Actually, it gets worse|
Wednesday 12 June: Wednesday morning, Ping was not present. This wasn't too surprising. I imagine she finally became ultimately annoyed that A) we refused to be herded like sheep, and B) Mom and Dad were constantly correcting her chinese grammar. Hey, chinese is a complicated language. My folks know what they're talking about. They got out of the country before the communists ruined the educational system. (Yes, NEA members, I'm talking to *you*.) Anyway, in her place was the terribly uncomfortable Mr. Xu, whom we promptly dubbed "Gomer".
I don't know where we were originally scheduled to go, but Mom and Dad got Gomer to take us to the Big Goose pagoda (another buddhist temple) instead. Within minutes, Mom and Dad vanished (we later found then in back with the monks). Upon recovery of the parents, we went to the "Forest of Steles". A stele (pronounced "stella"... STELE!!! STELE!!!... oh, sorry) is just a large tablet upon which has been inscribed something, usually an essay or a poem. It's also a way to preserve examples of great calligraphy, famous texts or both. An early Xi'an emperor founded a kind of library of steles for scholars who wished to study texts (because believe me, it's much easier to make a rubbing of 20,000 characters instead of copying them by hand). The collection grew into a kind of scholar's compound and now houses something like 10,000 tablets. I bought a rubbing of one of my favorites, a poem hidden in bamboo leaves, written by a captured general.

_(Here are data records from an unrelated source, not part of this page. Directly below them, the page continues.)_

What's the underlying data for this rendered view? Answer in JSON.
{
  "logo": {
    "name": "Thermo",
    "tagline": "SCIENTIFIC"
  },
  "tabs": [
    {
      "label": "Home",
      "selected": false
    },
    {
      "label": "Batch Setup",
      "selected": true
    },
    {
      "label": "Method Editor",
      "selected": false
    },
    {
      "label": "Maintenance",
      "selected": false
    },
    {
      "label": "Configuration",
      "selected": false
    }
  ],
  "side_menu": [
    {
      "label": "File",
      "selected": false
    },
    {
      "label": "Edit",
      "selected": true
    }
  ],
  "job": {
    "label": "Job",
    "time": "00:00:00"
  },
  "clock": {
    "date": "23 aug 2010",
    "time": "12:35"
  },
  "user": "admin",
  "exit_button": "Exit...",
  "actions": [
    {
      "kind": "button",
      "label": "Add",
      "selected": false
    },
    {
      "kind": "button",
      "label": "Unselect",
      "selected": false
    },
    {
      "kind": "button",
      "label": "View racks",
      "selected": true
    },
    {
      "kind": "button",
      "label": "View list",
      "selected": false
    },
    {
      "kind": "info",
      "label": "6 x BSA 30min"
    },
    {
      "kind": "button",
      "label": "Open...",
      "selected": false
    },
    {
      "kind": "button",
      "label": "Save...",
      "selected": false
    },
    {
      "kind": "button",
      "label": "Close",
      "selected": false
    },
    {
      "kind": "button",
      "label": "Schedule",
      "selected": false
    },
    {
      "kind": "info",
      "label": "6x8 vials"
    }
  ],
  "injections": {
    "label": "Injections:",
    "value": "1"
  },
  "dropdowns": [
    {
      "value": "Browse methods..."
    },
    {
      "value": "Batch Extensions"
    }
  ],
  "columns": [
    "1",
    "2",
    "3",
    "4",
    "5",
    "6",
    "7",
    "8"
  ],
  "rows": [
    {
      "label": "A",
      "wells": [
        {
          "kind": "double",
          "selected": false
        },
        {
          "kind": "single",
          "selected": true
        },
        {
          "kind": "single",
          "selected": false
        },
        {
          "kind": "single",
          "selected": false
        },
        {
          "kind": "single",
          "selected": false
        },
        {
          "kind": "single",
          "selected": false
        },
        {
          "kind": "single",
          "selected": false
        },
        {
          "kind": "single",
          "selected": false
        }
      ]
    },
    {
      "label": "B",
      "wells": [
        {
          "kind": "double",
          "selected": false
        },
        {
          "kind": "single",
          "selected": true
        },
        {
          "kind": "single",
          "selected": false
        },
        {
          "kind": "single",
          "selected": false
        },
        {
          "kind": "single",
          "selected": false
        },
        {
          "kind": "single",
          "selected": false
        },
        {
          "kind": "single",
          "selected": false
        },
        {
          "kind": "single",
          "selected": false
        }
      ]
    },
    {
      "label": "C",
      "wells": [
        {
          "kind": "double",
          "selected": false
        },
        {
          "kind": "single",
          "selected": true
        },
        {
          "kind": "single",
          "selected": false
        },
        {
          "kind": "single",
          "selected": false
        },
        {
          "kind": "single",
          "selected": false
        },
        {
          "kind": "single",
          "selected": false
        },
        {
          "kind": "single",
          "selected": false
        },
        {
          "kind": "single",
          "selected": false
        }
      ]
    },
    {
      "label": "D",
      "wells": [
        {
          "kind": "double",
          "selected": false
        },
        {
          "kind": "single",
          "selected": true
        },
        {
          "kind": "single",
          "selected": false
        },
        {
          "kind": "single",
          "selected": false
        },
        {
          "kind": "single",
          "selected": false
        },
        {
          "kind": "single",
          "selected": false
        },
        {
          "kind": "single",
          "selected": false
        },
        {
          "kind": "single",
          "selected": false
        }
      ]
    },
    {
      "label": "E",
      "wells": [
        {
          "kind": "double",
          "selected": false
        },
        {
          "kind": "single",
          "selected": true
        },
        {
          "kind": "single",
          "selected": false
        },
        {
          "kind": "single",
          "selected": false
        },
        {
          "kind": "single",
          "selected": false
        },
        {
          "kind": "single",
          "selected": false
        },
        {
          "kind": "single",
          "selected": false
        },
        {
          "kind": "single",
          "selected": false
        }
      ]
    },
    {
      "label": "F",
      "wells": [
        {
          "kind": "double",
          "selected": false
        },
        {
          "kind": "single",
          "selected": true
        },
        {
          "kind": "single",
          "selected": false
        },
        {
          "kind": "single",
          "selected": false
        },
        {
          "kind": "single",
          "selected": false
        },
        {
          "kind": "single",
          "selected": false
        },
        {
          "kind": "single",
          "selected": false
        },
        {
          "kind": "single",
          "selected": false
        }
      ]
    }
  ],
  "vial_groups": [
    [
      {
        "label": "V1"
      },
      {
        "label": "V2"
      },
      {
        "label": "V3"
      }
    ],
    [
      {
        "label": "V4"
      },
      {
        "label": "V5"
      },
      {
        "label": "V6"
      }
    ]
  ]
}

In the middle of one of China's many wars, one kingdom captured a key general from another and held him hostage. They offered him a good life if, in exchange, he would lead their army.
On the night he escaped, he left a painting of two bamboo trees painted on his wall. His captors later realized that the intertwining leaves formed a poem stating his loyalty to his king (and adopted brother) that essentially translates to, "thanks but no thanks".
Gomer dragged us to another one of The People's Stores that afternoon, where we were taken on a forced march through the jade carving area and then redeposited on the showroom floor. This was a bad move on his part since we had clearly expressed our reluctance to go, and having been forced to see the place anyway, were now getting that feverish look of murder in our eyes.
Rich had been examining a few stone carvings in the lobby but a gap-toothed salesgirl attempted to show him "better" ("identical but higher priced") pieces in an adjoining room. She repeatedly insisted, "For you, half price!"
Outside, I sat down on a pile of 1'x2' carpets, and on a whim, flipped one over to read the partially obscured price. The salesgirl stopped pestering Rich, thinking I'd be a better target.
We left before I could hit her.